__Try it__:
Look through the records below and state how many lines carry the string "screenshot", adding nothing.

__Data records__:
[Start of Attachment]

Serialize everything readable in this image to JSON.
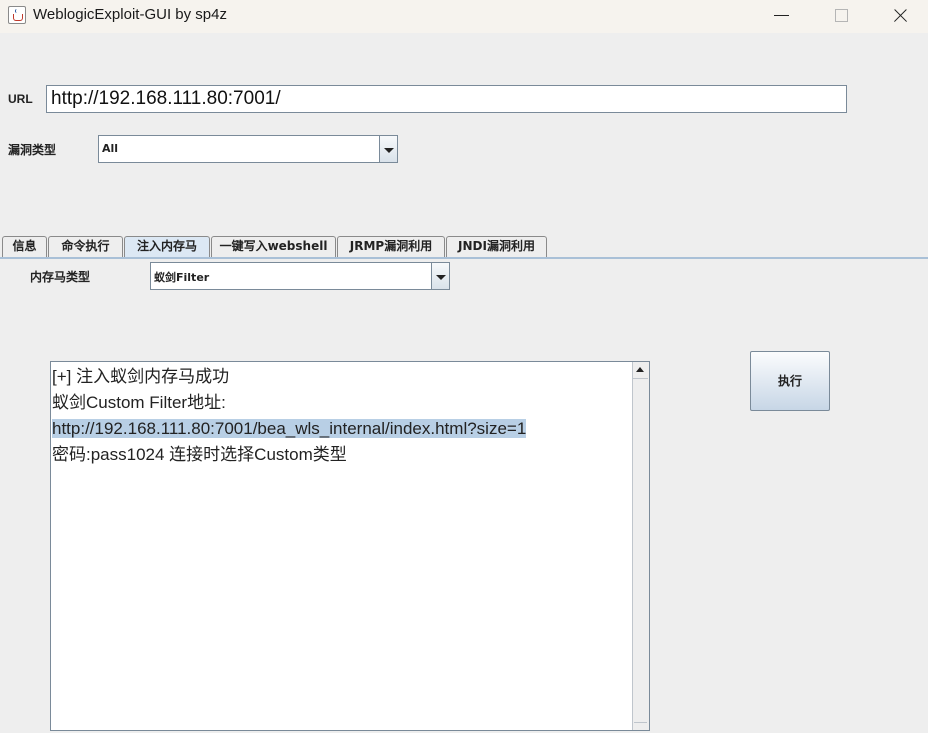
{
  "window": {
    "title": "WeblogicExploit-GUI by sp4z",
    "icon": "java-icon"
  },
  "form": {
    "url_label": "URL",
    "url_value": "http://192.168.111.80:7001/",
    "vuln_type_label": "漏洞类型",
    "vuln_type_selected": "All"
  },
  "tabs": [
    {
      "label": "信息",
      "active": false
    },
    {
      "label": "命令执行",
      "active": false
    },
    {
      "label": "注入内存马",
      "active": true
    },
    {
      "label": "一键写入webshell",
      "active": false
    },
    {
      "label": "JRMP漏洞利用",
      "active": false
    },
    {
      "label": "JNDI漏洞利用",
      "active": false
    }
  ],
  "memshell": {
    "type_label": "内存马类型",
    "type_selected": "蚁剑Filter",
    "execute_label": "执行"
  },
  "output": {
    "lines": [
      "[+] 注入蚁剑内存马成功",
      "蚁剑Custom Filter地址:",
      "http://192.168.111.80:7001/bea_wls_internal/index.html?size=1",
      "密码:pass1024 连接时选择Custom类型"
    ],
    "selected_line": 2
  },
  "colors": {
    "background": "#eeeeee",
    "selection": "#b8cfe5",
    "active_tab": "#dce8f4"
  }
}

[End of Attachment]
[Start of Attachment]

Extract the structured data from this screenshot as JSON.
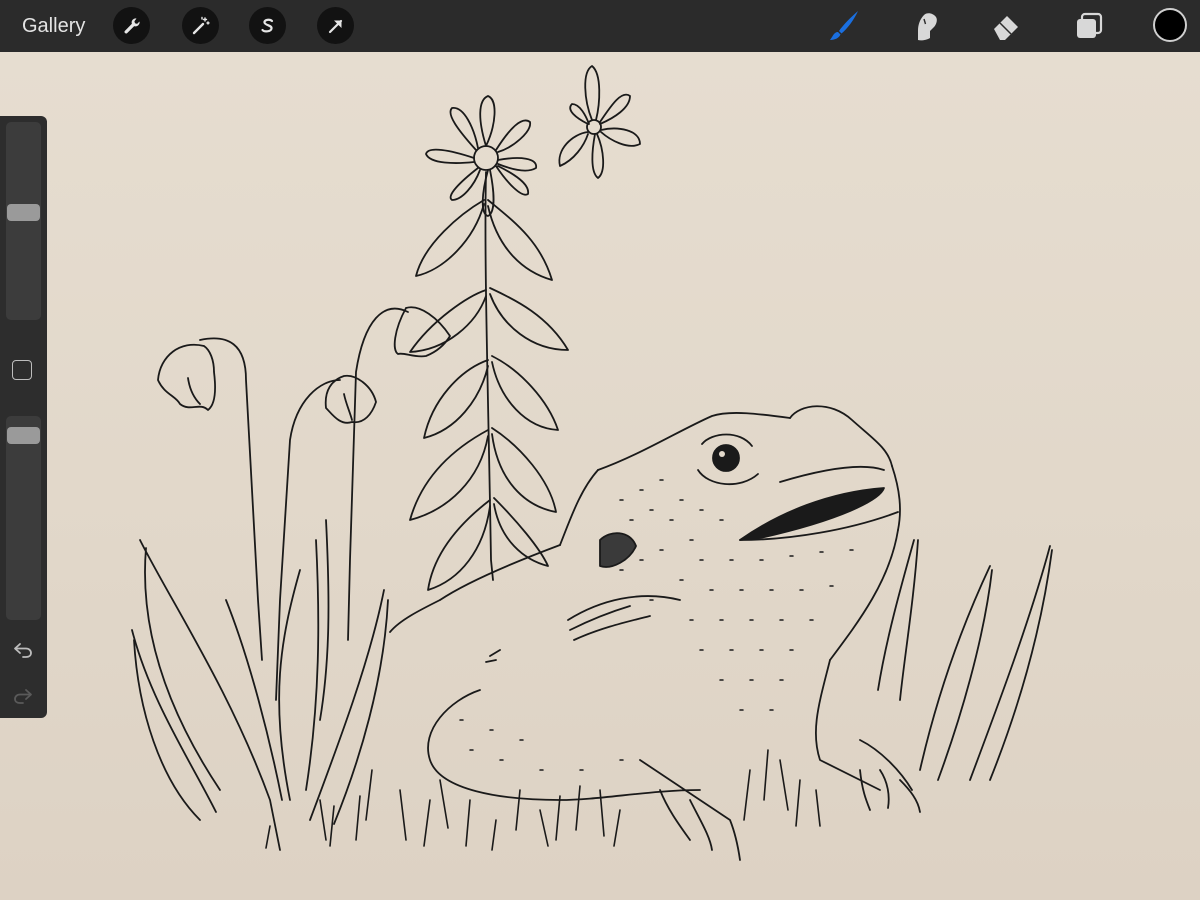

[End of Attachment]
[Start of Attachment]

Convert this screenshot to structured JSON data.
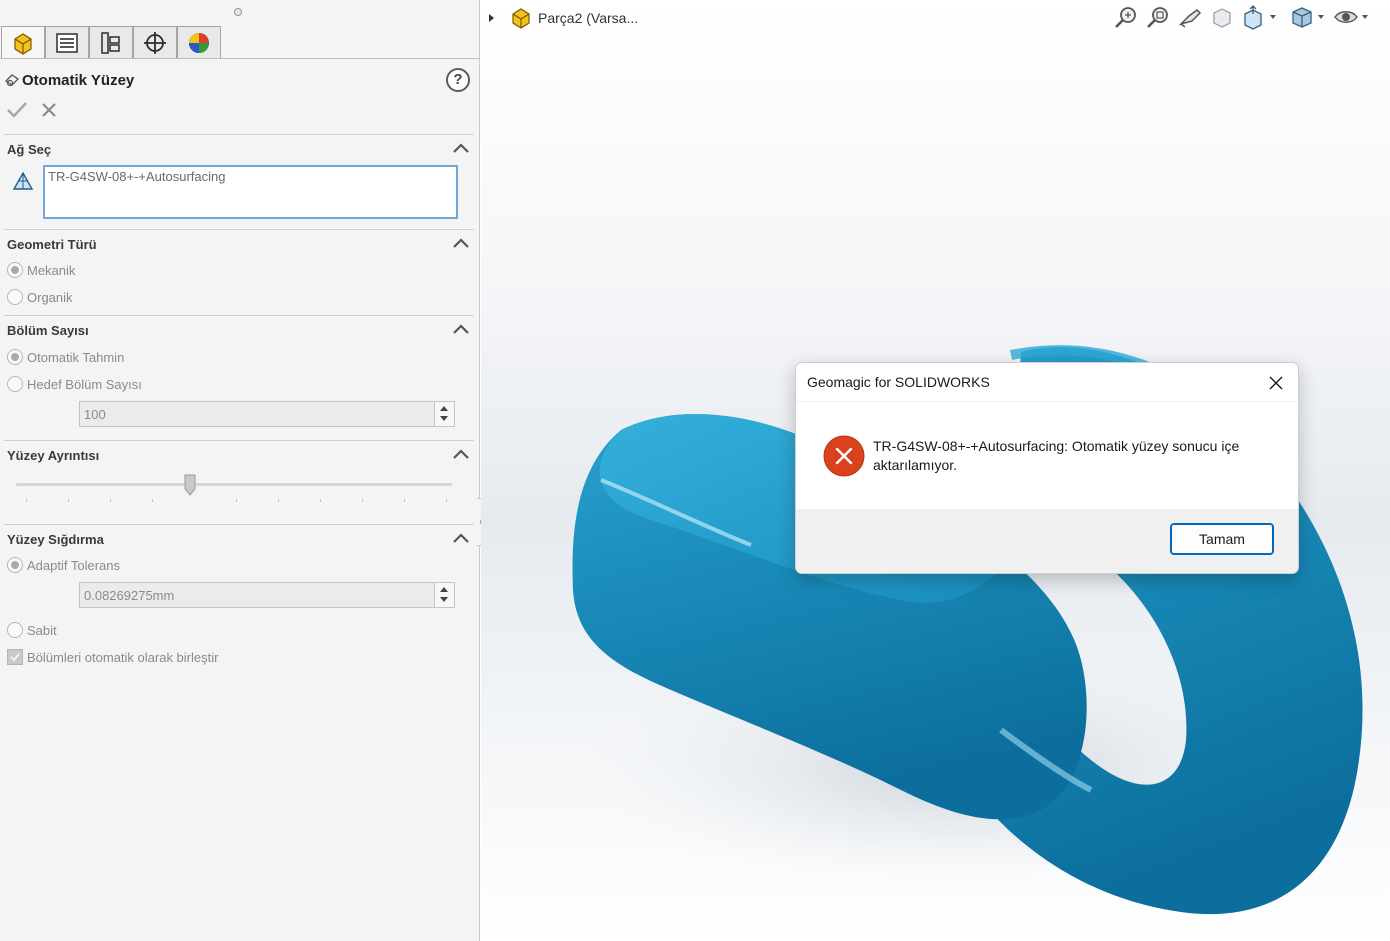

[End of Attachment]

__Worked solution__:
2